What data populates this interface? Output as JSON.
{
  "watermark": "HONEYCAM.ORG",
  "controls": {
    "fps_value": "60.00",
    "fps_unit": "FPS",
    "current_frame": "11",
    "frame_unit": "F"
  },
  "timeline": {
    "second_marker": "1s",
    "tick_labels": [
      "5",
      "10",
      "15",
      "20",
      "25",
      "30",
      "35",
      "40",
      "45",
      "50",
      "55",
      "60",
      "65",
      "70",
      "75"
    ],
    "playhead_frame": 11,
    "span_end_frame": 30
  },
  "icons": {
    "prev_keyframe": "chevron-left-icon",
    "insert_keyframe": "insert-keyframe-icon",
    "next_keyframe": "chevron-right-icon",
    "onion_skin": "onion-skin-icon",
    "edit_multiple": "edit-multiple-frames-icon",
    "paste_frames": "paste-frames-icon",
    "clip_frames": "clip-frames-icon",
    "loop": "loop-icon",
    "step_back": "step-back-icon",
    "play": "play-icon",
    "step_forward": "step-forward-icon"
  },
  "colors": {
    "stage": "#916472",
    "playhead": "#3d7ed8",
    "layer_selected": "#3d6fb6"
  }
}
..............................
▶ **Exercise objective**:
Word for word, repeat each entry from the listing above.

▶ **Task answer**:
What data populates this interface? Output as JSON.
{
  "watermark": "HONEYCAM.ORG",
  "controls": {
    "fps_value": "60.00",
    "fps_unit": "FPS",
    "current_frame": "11",
    "frame_unit": "F"
  },
  "timeline": {
    "second_marker": "1s",
    "tick_labels": [
      "5",
      "10",
      "15",
      "20",
      "25",
      "30",
      "35",
      "40",
      "45",
      "50",
      "55",
      "60",
      "65",
      "70",
      "75"
    ],
    "playhead_frame": 11,
    "span_end_frame": 30
  },
  "icons": {
    "prev_keyframe": "chevron-left-icon",
    "insert_keyframe": "insert-keyframe-icon",
    "next_keyframe": "chevron-right-icon",
    "onion_skin": "onion-skin-icon",
    "edit_multiple": "edit-multiple-frames-icon",
    "paste_frames": "paste-frames-icon",
    "clip_frames": "clip-frames-icon",
    "loop": "loop-icon",
    "step_back": "step-back-icon",
    "play": "play-icon",
    "step_forward": "step-forward-icon"
  },
  "colors": {
    "stage": "#916472",
    "playhead": "#3d7ed8",
    "layer_selected": "#3d6fb6"
  }
}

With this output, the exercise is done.